Friday, January 24, 2014

Friday Night

Very relieved this week is over.  I work with some very challenging kids to put it lightly.  Would love to share more of my experiences at school but would not be "professional."   Let's just say coming home to my animals is a joy I can't express.  They think I am the be-all and end-all.   The alpha and the omega.  The yin and the yang.  I love them so.  They pull me out of every nasty funk, even though I make it hard for them sometimes.  Collectively they fill in all the gaps and keep me busy and active.  Winter provides me with an opportunity to interact with them so much more than summer when they are always outside grazing and drinking from the pond.  Lilly and her old girlfriends line up at the place where I have to pass them with the buckets of slop on the way to the pig pen.  They stretch their long necks and try to tip the buckets of warm slop as I pass.  I have to turn sideways to avoid their smacking lips and waving tongues.  So funny.  I do enjoy giving them a bit of warmth in their old tummies.  Although aged they are still growing nice coats of wool outside of those bags of bones they live in.   I've started giving the ducks and chickens buckets of warm mash at night.  I don't know how the ducks are surviving after a rich diet of earth worms, bugs and swamp greens all summer and fall. I've only managed to keep six of them in a pen and failed to catch two more tonight after a mad chase around the barn.  I concocted a plan to toss the hay mow ducks down a hole into the duck pen but couldn't catch them either.  Matt is right.  They know where the water and mash is and can wiggle back into the pen if they want. The hay mow kitties wait for me to climb the ladder with their dinner, milling around and yowling for me to hurry up.  I take food up to them but have started putting a bucket of water at the bottom of the ladder.  One by one they run down to take a drink, then run back up, much more gracefully than me.  I spend about an hour and a half, refilling the hanging water containers as the sheep and goats tiptoe up for a long drink.  As our nightly time together comes to a close, the ducks settle down and fluff themselves up, parking their beaks under their wings and covering their feet with their bodies.  The chickens jump up to roost and the pigs snuggle down into their bed of fresh hay.  Knut buries himself in a giant cardboard box of wool and Thor beds down in an old water tank also filled with wool.  The third White Boy, Finnie, is living in the buffer room between the apartment and the barn.  I was worried his brothers would beat him up for being so privileged but they've been good about it.   I stopped by the Chenango County SPCA after work today and picked up my Fur Ball tickets.  I'm hoping for a happy time with a husband in a good mood and no tractor injuries this year.  I love this glitzy gathering at a local country club to raise money for the shelter.  While there I said hello to the pound doggies in their pens, barking frantically in an effort to be heard, to be loved.  An elderly couple was adopting a tiny beagle mix puppy.  What a happy scene, and what a lucky dog to have two people completely to itself.   That puppy will be a total joy to that couple and bring new life into their waning years.  Time to bed down with my own puppies who are patiently waiting for me to lift the covers and give them the signal.  I'm coming, kids.

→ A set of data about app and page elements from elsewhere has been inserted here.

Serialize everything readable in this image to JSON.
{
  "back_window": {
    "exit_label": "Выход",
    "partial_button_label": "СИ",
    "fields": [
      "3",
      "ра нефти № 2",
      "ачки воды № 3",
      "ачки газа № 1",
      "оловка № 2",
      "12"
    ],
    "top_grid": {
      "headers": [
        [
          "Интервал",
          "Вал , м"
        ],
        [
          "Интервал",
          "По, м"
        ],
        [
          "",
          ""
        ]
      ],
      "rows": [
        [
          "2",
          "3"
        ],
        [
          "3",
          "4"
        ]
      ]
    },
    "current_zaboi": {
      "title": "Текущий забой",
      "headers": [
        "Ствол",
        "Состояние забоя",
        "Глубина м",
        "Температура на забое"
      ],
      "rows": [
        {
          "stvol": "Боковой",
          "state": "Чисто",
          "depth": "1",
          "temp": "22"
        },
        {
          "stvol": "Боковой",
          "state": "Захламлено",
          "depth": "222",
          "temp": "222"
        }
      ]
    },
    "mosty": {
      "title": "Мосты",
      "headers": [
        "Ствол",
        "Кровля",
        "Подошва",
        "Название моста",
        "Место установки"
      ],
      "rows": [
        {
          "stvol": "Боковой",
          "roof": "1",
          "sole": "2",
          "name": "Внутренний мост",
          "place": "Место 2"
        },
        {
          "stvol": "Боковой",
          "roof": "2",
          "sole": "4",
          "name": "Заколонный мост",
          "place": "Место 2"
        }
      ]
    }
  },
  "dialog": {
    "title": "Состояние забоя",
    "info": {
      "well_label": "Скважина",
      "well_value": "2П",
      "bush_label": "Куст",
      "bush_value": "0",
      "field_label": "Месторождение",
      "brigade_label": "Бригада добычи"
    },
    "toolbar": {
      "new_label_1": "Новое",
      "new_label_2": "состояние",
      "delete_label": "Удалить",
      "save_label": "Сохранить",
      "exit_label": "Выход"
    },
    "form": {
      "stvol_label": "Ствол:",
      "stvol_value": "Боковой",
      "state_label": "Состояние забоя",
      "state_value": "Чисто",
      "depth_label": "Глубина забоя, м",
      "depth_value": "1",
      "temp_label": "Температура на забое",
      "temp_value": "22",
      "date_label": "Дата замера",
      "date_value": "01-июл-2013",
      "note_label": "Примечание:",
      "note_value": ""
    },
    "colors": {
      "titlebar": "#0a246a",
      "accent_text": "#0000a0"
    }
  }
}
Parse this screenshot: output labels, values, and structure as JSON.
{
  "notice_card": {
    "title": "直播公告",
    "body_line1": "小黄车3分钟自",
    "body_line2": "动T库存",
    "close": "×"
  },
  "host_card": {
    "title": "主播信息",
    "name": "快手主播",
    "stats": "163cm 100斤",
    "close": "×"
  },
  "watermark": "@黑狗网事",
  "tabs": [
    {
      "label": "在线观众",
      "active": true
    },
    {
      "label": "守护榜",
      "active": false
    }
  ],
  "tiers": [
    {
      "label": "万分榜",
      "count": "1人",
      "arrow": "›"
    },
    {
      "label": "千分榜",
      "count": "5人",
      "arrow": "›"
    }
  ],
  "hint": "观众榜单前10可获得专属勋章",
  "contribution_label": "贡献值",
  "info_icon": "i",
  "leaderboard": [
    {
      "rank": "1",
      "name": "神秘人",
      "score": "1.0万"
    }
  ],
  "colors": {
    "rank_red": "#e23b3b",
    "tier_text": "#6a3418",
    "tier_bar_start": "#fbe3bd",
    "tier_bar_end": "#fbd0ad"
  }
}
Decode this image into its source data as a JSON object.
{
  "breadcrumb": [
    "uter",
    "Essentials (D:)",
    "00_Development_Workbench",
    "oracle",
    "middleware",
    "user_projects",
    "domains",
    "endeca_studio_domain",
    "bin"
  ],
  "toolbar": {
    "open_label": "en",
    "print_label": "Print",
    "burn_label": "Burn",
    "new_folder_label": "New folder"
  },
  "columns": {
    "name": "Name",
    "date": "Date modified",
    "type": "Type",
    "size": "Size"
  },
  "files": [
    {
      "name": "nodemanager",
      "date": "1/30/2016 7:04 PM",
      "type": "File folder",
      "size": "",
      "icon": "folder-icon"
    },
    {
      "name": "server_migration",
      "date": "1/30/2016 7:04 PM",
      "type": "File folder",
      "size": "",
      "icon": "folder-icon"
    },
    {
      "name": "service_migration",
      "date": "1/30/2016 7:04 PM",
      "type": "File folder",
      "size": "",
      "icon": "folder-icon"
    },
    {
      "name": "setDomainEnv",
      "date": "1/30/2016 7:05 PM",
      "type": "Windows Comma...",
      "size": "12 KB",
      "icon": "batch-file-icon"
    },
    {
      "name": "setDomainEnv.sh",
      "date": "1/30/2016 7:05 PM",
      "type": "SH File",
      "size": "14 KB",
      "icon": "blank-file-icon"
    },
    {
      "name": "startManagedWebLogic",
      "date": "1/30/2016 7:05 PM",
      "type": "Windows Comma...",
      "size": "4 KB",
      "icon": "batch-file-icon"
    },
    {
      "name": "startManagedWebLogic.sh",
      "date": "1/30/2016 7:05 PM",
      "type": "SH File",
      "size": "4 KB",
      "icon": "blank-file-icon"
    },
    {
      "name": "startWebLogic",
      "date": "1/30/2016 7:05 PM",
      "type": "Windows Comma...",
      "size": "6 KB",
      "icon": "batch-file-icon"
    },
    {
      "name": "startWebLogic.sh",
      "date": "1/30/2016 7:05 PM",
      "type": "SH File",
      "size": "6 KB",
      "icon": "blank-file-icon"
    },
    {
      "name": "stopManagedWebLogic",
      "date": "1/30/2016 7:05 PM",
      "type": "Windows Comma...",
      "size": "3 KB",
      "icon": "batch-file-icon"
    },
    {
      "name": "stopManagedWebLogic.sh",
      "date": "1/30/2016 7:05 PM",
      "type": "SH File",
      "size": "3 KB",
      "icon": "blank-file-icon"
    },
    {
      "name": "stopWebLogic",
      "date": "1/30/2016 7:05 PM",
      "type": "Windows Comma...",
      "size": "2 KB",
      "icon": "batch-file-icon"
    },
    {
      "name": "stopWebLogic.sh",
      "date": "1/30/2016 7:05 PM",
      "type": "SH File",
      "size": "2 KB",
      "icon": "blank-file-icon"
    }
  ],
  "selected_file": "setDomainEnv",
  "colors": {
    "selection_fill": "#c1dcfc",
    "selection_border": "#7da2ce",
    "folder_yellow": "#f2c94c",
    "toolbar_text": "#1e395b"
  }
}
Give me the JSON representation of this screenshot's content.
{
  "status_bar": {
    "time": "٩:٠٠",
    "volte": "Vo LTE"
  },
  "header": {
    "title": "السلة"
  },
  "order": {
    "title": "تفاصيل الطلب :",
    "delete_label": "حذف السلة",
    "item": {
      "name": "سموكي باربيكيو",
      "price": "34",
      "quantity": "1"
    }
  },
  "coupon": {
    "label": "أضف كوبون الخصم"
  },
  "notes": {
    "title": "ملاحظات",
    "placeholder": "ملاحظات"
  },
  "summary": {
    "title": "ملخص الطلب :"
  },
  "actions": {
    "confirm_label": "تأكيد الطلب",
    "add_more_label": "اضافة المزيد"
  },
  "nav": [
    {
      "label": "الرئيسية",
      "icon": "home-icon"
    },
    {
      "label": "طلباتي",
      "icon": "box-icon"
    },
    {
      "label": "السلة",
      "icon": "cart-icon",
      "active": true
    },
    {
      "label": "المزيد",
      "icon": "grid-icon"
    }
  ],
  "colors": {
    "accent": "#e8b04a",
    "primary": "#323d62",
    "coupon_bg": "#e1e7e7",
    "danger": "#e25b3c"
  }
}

1 comment:

Sigrun said...

I love living your farm life vicariously. I do live on a farm, but we gave up animal care some time ago--too many big snow drifts to get through and can't carry water in pails any more. We do have a few sheep, but they are mostly fed by the tractor, and DH looks after the watering, so I'm not close and personal with them. So I enjoy your stories.